--- Source data Enclosed Below ---
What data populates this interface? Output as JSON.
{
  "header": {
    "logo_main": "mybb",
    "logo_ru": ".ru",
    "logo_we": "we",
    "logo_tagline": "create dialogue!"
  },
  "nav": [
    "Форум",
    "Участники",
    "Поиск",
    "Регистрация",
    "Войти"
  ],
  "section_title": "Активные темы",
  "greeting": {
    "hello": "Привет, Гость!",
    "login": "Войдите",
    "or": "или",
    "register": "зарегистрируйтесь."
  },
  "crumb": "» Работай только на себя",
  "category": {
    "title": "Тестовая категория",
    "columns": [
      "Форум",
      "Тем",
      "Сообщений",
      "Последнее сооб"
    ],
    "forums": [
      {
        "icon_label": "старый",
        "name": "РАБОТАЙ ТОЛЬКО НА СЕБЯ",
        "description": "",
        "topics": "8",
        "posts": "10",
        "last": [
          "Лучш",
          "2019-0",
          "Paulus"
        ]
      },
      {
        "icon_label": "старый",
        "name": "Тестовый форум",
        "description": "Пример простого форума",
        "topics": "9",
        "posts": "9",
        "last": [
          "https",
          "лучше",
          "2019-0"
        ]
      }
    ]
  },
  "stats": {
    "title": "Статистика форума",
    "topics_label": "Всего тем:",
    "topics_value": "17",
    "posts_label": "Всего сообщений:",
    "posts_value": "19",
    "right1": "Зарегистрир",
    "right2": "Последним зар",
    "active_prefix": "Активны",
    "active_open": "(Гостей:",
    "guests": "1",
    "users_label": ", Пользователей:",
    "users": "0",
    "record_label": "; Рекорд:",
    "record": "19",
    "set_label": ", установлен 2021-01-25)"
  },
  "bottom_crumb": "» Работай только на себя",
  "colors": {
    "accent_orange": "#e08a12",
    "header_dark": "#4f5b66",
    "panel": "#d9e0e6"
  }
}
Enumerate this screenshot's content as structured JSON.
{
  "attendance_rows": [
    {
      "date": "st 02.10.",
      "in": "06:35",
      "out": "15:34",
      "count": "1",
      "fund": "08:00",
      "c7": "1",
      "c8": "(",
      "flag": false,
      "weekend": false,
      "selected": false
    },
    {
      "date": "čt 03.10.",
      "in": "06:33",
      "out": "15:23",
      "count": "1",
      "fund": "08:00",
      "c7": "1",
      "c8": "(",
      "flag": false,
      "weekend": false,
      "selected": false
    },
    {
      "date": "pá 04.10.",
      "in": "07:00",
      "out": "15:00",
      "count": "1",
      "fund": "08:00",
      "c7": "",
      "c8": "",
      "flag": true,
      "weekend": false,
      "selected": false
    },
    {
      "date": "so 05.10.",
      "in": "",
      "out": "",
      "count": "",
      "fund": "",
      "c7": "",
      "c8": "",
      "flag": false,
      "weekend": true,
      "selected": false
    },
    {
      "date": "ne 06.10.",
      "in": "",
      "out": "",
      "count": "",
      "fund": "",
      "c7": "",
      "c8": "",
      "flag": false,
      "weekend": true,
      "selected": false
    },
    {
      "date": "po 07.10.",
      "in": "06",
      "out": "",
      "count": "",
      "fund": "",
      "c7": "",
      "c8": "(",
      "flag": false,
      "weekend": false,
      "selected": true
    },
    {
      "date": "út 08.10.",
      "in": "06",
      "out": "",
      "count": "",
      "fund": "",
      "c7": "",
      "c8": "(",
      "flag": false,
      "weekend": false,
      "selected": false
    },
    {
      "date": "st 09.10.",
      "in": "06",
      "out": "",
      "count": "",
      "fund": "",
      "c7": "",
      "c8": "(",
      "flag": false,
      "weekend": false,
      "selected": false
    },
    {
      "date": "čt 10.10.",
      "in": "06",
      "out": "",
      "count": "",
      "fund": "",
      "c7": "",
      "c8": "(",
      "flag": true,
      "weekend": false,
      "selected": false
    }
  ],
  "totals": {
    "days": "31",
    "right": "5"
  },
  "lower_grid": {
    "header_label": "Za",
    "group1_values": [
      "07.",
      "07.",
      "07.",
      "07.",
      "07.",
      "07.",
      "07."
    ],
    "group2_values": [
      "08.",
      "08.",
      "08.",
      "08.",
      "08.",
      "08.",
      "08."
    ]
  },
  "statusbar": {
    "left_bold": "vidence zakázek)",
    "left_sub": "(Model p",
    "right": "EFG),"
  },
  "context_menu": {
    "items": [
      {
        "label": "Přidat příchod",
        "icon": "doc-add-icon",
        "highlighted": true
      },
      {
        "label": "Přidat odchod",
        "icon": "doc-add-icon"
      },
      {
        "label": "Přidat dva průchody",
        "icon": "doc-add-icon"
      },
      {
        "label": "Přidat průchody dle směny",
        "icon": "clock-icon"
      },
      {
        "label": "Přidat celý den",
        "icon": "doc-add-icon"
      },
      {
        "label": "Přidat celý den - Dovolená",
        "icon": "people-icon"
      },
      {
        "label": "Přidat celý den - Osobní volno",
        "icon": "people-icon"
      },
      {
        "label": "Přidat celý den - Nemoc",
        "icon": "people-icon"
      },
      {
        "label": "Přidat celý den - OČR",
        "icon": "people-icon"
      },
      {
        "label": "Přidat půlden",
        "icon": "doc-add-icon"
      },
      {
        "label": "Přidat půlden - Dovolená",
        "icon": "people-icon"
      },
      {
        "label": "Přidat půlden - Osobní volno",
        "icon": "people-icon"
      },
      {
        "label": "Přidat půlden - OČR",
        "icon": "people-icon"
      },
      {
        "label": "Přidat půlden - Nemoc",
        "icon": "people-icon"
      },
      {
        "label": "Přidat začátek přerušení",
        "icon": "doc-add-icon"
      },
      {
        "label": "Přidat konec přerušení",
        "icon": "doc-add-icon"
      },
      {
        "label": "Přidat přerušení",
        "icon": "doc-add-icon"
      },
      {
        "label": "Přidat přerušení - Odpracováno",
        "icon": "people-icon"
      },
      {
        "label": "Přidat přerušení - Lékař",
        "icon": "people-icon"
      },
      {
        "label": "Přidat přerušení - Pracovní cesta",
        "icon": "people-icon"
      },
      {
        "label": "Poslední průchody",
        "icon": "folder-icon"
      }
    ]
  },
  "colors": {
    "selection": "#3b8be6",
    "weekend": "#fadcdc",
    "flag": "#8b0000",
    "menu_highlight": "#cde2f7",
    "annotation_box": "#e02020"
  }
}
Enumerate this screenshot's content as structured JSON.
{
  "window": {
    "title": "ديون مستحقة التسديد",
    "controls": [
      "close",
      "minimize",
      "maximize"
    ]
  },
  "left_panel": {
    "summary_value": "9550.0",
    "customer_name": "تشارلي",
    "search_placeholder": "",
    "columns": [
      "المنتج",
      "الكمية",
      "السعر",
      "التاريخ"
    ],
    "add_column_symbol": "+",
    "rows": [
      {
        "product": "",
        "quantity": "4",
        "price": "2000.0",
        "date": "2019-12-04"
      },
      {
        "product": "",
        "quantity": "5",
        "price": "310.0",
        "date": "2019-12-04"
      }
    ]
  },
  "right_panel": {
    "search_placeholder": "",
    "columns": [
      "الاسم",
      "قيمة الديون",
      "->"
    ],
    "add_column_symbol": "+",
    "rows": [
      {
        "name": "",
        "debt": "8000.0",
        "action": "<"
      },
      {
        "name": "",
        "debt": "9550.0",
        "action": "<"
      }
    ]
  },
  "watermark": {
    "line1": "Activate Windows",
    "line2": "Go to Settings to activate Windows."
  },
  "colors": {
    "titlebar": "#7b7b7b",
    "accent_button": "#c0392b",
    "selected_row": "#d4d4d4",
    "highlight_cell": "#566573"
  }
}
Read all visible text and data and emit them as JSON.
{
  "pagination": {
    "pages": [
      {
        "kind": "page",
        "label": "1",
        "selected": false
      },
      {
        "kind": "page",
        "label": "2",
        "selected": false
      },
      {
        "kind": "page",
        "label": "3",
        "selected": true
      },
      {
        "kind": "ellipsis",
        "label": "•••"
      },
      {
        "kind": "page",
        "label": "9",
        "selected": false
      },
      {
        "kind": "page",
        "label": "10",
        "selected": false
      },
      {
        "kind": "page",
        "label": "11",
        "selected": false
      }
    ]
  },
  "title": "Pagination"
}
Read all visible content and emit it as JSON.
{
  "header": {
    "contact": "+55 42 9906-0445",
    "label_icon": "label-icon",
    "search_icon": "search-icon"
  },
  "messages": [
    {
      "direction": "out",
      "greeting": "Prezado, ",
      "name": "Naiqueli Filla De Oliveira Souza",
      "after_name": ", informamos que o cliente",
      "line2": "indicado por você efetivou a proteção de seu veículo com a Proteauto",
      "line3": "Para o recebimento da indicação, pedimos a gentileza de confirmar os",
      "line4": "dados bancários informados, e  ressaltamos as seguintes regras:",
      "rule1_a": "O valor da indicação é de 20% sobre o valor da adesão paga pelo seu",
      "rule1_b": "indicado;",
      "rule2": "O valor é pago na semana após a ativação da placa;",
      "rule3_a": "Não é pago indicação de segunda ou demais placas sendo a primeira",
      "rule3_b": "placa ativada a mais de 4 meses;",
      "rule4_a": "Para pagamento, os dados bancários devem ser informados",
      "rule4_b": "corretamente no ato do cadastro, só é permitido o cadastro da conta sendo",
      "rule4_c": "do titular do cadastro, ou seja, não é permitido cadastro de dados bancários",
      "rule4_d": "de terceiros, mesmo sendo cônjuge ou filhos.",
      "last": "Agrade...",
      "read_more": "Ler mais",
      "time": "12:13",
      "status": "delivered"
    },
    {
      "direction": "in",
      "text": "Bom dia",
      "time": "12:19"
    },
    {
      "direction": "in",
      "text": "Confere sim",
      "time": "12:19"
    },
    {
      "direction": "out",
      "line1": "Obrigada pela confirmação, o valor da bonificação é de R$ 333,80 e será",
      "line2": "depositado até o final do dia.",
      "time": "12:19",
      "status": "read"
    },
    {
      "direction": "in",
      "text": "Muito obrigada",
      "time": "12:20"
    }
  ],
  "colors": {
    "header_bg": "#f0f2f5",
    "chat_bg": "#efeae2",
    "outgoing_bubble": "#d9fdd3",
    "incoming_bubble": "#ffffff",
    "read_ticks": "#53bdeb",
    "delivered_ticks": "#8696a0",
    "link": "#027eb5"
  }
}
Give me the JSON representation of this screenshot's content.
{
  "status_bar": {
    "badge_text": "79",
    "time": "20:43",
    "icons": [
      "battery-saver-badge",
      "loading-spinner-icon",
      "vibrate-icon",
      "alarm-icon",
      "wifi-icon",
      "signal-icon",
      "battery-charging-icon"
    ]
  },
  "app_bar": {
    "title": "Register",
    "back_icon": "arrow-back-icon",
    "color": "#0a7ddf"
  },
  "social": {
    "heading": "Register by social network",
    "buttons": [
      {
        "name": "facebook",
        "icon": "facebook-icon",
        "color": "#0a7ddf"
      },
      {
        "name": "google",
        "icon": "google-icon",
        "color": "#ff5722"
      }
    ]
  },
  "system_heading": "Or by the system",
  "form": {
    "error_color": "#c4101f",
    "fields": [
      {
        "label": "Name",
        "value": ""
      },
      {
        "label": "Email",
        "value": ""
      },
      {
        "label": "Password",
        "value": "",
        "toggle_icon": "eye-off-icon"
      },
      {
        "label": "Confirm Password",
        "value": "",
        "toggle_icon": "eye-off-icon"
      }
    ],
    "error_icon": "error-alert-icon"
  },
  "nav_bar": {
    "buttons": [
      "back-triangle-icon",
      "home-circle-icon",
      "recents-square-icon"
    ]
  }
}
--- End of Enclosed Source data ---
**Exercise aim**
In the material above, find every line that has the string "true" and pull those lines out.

**Response to this exercise**
      "flag": true,
      "weekend": true,
      "weekend": true,
      "selected": true
      "flag": true,
        "highlighted": true
        "selected": true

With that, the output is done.